November 2008 Update on Arctic Temperature – RSS
Posted by The Diatribe Guy on December 1, 2008
- Anomaly value = 0.452, in degrees Celsius
- Of 358 total anomalies in the data, it ranks 120th
- Of 30 October anomalies, it ranks 10th.
- October’s anomaly is 0.45 degrees cooler than October 2007 and 0.155 degrees cooler than September 2008
Averages and trends
- 12-month average anomaly is 0.514, which – other than the 51.3 average at the end of August 2008 – is the lowest average since the period ending January 2005.
- The slope since inception (January 1979) is 0.27989 degrees Celsius per month, which corresponds to a warming rate per Century of 3.36 degrees. The most horrific global warming figures are extrapolated from the observed warming in the Arctic over the last few decades. And it surely has warmed fairly significantly. However, this is a regional phenomenon. The Antarctic has actually cooled slightly in the last 30 years and nobody seems to really care all that much about that. It is very obvious from the RSS data differentiation by latitude that global temperature changes are a little more complicated than the simplistic “global” notion we so often hear about.
- We can fit a negative trend line going as far back as March 2002. So, while the anomalies are still warm, they have stopped increasing in the last 6 and a half years.

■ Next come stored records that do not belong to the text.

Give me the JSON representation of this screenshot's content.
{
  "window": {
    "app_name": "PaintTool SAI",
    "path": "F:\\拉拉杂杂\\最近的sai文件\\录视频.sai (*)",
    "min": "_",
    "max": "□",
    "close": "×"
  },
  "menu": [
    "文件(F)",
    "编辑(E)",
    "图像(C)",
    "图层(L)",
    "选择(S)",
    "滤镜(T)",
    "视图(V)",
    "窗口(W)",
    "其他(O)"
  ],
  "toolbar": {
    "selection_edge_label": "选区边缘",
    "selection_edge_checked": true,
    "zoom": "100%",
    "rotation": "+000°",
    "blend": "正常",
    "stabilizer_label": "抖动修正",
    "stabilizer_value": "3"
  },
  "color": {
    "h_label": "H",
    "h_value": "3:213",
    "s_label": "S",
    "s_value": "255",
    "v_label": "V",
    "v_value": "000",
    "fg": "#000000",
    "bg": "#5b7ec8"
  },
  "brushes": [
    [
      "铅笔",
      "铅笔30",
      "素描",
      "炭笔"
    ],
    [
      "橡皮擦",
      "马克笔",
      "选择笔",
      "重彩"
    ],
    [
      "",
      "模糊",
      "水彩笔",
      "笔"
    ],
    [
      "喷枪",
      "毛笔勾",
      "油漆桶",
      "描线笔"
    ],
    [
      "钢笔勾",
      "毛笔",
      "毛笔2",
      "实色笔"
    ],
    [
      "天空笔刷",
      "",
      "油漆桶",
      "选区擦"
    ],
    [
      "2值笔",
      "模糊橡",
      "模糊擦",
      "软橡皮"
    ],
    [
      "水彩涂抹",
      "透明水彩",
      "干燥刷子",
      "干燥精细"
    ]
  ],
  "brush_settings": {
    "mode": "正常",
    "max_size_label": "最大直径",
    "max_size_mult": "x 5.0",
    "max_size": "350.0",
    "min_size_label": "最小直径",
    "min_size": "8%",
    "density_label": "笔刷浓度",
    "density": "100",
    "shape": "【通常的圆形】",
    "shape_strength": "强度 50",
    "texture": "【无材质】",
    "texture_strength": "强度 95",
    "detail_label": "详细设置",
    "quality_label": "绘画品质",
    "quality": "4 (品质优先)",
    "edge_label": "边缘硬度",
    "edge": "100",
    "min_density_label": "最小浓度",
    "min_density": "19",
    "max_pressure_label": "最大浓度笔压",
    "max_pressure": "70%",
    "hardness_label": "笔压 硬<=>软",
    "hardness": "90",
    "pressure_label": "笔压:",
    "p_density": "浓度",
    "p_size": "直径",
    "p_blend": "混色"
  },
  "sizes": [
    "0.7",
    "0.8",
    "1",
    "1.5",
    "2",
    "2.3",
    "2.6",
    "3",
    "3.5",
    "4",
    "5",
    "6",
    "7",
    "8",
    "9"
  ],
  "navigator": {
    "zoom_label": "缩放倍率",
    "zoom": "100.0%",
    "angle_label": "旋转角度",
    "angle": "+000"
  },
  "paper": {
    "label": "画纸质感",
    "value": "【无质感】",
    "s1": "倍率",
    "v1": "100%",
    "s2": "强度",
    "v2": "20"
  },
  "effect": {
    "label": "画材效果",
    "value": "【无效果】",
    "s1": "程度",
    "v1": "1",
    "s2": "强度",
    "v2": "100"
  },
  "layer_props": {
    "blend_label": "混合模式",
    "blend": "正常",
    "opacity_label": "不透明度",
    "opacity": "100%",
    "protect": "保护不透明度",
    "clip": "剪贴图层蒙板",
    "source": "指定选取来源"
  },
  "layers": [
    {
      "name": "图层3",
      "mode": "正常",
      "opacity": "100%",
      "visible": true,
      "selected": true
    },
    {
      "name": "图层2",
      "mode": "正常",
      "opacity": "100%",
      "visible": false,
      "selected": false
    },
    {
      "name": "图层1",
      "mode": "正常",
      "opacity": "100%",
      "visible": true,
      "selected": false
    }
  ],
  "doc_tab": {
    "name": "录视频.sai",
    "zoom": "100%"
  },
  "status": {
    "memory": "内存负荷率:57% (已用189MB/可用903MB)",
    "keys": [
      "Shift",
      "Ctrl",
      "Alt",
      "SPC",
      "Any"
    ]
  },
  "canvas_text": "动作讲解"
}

- There is no significant recent streaks of consecutive cooling or warming stretches over previous year.
- Last 60-month slope = -0.0053. While negative, and while recent anomalies haven’t been real high, the trend line has increased because there is a dropping off of some very high anomalies on the front end of the trend line. Given the short line and the widely fluctuating anomalies in this region, the 60-month trend whips around quite a bit. In two months, I expect it to actually swing positive, but then it should flip back to a negative trend line.
- Last 120-month slope = 0.4589. This is a significant 10-year trend line. Since the last 5-years show a negative trend line, this still provides insight into the fact that the recent anomalies have still hovered higher than they were a decade ago. This helps explain the continued decline of ice mass through summer of 2007. Even though the Arctic was starting to cool down from its peak, it was still warm enough to continue increasing the melt. But we can now see, based on the 12-month average being the lowest in a while, that the overall anomalies have come down over the last 3 years, and we saw a higher ice mass at minimim in 2008 than 2007, and we saw a more rapid recovery into the winter. I have included a snapshot of the ice extent as of the end of November, from the IJIS site, below. You may view a current snapshot by clicking the IJIS link under “Resources” on the right of this page.
- Last 180-month slope = 0.4222, the lowest such slope since the period ending February 2003.
- Last 240-month slope = 0.4725, – the value of this trend line has been relatively stable since December 2005.
- Last 300-month slope = 0.3895, – the value of this trend line has been relatively stable since December 2006.